▶ [PROBLEM DESCRIPTION]:
Your answer should be the data below, reproduced with nothing changed.

+++

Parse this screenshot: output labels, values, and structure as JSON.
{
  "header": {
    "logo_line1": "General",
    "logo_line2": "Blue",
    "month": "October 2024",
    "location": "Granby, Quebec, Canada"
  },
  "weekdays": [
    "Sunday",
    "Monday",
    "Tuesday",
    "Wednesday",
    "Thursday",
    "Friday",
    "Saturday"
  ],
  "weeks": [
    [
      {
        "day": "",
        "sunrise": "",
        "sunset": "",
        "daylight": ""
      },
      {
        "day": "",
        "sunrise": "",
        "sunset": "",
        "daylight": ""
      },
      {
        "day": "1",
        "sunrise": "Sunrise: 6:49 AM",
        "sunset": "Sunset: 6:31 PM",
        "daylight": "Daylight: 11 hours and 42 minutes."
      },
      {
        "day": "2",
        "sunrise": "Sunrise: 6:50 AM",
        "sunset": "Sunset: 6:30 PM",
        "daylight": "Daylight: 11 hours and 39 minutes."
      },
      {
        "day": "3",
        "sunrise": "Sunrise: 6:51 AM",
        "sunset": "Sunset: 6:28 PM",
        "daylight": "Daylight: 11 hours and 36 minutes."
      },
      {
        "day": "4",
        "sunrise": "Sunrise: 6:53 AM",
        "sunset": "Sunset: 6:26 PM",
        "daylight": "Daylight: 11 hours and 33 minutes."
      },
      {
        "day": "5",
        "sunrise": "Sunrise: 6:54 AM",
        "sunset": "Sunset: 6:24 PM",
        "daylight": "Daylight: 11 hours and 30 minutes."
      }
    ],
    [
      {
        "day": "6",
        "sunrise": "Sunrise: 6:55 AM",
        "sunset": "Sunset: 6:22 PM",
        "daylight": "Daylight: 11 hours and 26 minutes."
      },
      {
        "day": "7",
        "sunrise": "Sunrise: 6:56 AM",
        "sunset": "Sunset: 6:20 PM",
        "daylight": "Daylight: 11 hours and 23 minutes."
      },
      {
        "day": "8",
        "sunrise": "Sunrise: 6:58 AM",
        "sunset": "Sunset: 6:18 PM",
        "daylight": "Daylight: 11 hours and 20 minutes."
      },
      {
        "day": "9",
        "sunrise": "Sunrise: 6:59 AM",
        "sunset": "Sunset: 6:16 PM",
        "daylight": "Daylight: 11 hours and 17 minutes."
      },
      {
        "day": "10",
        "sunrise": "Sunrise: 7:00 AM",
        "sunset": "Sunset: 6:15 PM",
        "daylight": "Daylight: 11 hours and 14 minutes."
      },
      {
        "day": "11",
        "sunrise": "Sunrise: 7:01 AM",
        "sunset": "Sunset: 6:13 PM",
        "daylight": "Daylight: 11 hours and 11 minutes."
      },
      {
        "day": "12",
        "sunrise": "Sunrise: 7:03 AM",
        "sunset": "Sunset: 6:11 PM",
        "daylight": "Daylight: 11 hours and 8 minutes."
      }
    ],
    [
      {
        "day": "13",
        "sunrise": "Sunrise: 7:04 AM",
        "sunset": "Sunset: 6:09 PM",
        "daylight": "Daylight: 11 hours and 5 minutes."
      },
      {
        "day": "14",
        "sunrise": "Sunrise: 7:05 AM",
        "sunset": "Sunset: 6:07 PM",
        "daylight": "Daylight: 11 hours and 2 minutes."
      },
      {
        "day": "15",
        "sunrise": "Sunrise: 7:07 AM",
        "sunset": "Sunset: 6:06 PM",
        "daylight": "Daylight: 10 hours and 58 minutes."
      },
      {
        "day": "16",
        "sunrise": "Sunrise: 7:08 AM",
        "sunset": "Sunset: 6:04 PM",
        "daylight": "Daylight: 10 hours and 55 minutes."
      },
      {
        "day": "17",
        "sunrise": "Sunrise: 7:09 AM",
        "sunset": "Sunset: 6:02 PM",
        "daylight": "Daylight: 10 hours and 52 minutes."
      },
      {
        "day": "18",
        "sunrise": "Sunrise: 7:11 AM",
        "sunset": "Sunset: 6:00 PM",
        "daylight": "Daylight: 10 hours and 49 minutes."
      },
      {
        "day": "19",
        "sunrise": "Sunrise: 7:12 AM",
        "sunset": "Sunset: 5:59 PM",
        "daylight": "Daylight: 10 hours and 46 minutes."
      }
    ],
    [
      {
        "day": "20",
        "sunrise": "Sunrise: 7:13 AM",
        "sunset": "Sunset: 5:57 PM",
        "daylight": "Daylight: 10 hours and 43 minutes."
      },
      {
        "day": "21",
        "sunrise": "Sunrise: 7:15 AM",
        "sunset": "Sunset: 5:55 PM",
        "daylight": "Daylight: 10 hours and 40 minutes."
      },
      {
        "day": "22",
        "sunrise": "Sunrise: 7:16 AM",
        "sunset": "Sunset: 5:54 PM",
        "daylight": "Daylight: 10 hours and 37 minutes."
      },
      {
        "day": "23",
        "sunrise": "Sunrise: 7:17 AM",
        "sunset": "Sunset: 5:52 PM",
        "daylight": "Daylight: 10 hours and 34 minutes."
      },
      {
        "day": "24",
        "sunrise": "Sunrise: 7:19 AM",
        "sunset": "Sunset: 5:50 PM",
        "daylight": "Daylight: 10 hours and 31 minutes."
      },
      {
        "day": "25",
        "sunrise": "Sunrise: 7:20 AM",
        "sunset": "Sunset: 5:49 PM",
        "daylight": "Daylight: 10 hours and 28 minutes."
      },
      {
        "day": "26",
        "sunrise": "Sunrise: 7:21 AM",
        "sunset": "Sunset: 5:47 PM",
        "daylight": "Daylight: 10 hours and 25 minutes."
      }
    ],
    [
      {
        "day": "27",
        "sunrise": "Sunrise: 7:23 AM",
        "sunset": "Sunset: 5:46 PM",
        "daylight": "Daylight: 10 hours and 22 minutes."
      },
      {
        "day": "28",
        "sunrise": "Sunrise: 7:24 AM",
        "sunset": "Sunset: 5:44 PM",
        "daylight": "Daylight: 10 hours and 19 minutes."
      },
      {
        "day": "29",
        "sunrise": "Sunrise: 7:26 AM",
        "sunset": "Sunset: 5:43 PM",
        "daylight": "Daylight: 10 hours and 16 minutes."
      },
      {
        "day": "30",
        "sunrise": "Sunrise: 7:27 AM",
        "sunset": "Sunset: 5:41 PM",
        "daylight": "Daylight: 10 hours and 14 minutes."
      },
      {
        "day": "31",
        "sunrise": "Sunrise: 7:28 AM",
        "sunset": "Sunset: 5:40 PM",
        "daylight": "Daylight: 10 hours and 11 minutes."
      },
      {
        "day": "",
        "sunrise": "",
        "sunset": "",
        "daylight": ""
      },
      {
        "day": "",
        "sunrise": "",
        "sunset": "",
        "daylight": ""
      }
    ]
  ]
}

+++

▶ [WRITTEN RESPONSE]:
Parse this screenshot: output labels, values, and structure as JSON.
{
  "header": {
    "logo_line1": "General",
    "logo_line2": "Blue",
    "month": "October 2024",
    "location": "Granby, Quebec, Canada"
  },
  "weekdays": [
    "Sunday",
    "Monday",
    "Tuesday",
    "Wednesday",
    "Thursday",
    "Friday",
    "Saturday"
  ],
  "weeks": [
    [
      {
        "day": "",
        "sunrise": "",
        "sunset": "",
        "daylight": ""
      },
      {
        "day": "",
        "sunrise": "",
        "sunset": "",
        "daylight": ""
      },
      {
        "day": "1",
        "sunrise": "Sunrise: 6:49 AM",
        "sunset": "Sunset: 6:31 PM",
        "daylight": "Daylight: 11 hours and 42 minutes."
      },
      {
        "day": "2",
        "sunrise": "Sunrise: 6:50 AM",
        "sunset": "Sunset: 6:30 PM",
        "daylight": "Daylight: 11 hours and 39 minutes."
      },
      {
        "day": "3",
        "sunrise": "Sunrise: 6:51 AM",
        "sunset": "Sunset: 6:28 PM",
        "daylight": "Daylight: 11 hours and 36 minutes."
      },
      {
        "day": "4",
        "sunrise": "Sunrise: 6:53 AM",
        "sunset": "Sunset: 6:26 PM",
        "daylight": "Daylight: 11 hours and 33 minutes."
      },
      {
        "day": "5",
        "sunrise": "Sunrise: 6:54 AM",
        "sunset": "Sunset: 6:24 PM",
        "daylight": "Daylight: 11 hours and 30 minutes."
      }
    ],
    [
      {
        "day": "6",
        "sunrise": "Sunrise: 6:55 AM",
        "sunset": "Sunset: 6:22 PM",
        "daylight": "Daylight: 11 hours and 26 minutes."
      },
      {
        "day": "7",
        "sunrise": "Sunrise: 6:56 AM",
        "sunset": "Sunset: 6:20 PM",
        "daylight": "Daylight: 11 hours and 23 minutes."
      },
      {
        "day": "8",
        "sunrise": "Sunrise: 6:58 AM",
        "sunset": "Sunset: 6:18 PM",
        "daylight": "Daylight: 11 hours and 20 minutes."
      },
      {
        "day": "9",
        "sunrise": "Sunrise: 6:59 AM",
        "sunset": "Sunset: 6:16 PM",
        "daylight": "Daylight: 11 hours and 17 minutes."
      },
      {
        "day": "10",
        "sunrise": "Sunrise: 7:00 AM",
        "sunset": "Sunset: 6:15 PM",
        "daylight": "Daylight: 11 hours and 14 minutes."
      },
      {
        "day": "11",
        "sunrise": "Sunrise: 7:01 AM",
        "sunset": "Sunset: 6:13 PM",
        "daylight": "Daylight: 11 hours and 11 minutes."
      },
      {
        "day": "12",
        "sunrise": "Sunrise: 7:03 AM",
        "sunset": "Sunset: 6:11 PM",
        "daylight": "Daylight: 11 hours and 8 minutes."
      }
    ],
    [
      {
        "day": "13",
        "sunrise": "Sunrise: 7:04 AM",
        "sunset": "Sunset: 6:09 PM",
        "daylight": "Daylight: 11 hours and 5 minutes."
      },
      {
        "day": "14",
        "sunrise": "Sunrise: 7:05 AM",
        "sunset": "Sunset: 6:07 PM",
        "daylight": "Daylight: 11 hours and 2 minutes."
      },
      {
        "day": "15",
        "sunrise": "Sunrise: 7:07 AM",
        "sunset": "Sunset: 6:06 PM",
        "daylight": "Daylight: 10 hours and 58 minutes."
      },
      {
        "day": "16",
        "sunrise": "Sunrise: 7:08 AM",
        "sunset": "Sunset: 6:04 PM",
        "daylight": "Daylight: 10 hours and 55 minutes."
      },
      {
        "day": "17",
        "sunrise": "Sunrise: 7:09 AM",
        "sunset": "Sunset: 6:02 PM",
        "daylight": "Daylight: 10 hours and 52 minutes."
      },
      {
        "day": "18",
        "sunrise": "Sunrise: 7:11 AM",
        "sunset": "Sunset: 6:00 PM",
        "daylight": "Daylight: 10 hours and 49 minutes."
      },
      {
        "day": "19",
        "sunrise": "Sunrise: 7:12 AM",
        "sunset": "Sunset: 5:59 PM",
        "daylight": "Daylight: 10 hours and 46 minutes."
      }
    ],
    [
      {
        "day": "20",
        "sunrise": "Sunrise: 7:13 AM",
        "sunset": "Sunset: 5:57 PM",
        "daylight": "Daylight: 10 hours and 43 minutes."
      },
      {
        "day": "21",
        "sunrise": "Sunrise: 7:15 AM",
        "sunset": "Sunset: 5:55 PM",
        "daylight": "Daylight: 10 hours and 40 minutes."
      },
      {
        "day": "22",
        "sunrise": "Sunrise: 7:16 AM",
        "sunset": "Sunset: 5:54 PM",
        "daylight": "Daylight: 10 hours and 37 minutes."
      },
      {
        "day": "23",
        "sunrise": "Sunrise: 7:17 AM",
        "sunset": "Sunset: 5:52 PM",
        "daylight": "Daylight: 10 hours and 34 minutes."
      },
      {
        "day": "24",
        "sunrise": "Sunrise: 7:19 AM",
        "sunset": "Sunset: 5:50 PM",
        "daylight": "Daylight: 10 hours and 31 minutes."
      },
      {
        "day": "25",
        "sunrise": "Sunrise: 7:20 AM",
        "sunset": "Sunset: 5:49 PM",
        "daylight": "Daylight: 10 hours and 28 minutes."
      },
      {
        "day": "26",
        "sunrise": "Sunrise: 7:21 AM",
        "sunset": "Sunset: 5:47 PM",
        "daylight": "Daylight: 10 hours and 25 minutes."
      }
    ],
    [
      {
        "day": "27",
        "sunrise": "Sunrise: 7:23 AM",
        "sunset": "Sunset: 5:46 PM",
        "daylight": "Daylight: 10 hours and 22 minutes."
      },
      {
        "day": "28",
        "sunrise": "Sunrise: 7:24 AM",
        "sunset": "Sunset: 5:44 PM",
        "daylight": "Daylight: 10 hours and 19 minutes."
      },
      {
        "day": "29",
        "sunrise": "Sunrise: 7:26 AM",
        "sunset": "Sunset: 5:43 PM",
        "daylight": "Daylight: 10 hours and 16 minutes."
      },
      {
        "day": "30",
        "sunrise": "Sunrise: 7:27 AM",
        "sunset": "Sunset: 5:41 PM",
        "daylight": "Daylight: 10 hours and 14 minutes."
      },
      {
        "day": "31",
        "sunrise": "Sunrise: 7:28 AM",
        "sunset": "Sunset: 5:40 PM",
        "daylight": "Daylight: 10 hours and 11 minutes."
      },
      {
        "day": "",
        "sunrise": "",
        "sunset": "",
        "daylight": ""
      },
      {
        "day": "",
        "sunrise": "",
        "sunset": "",
        "daylight": ""
      }
    ]
  ]
}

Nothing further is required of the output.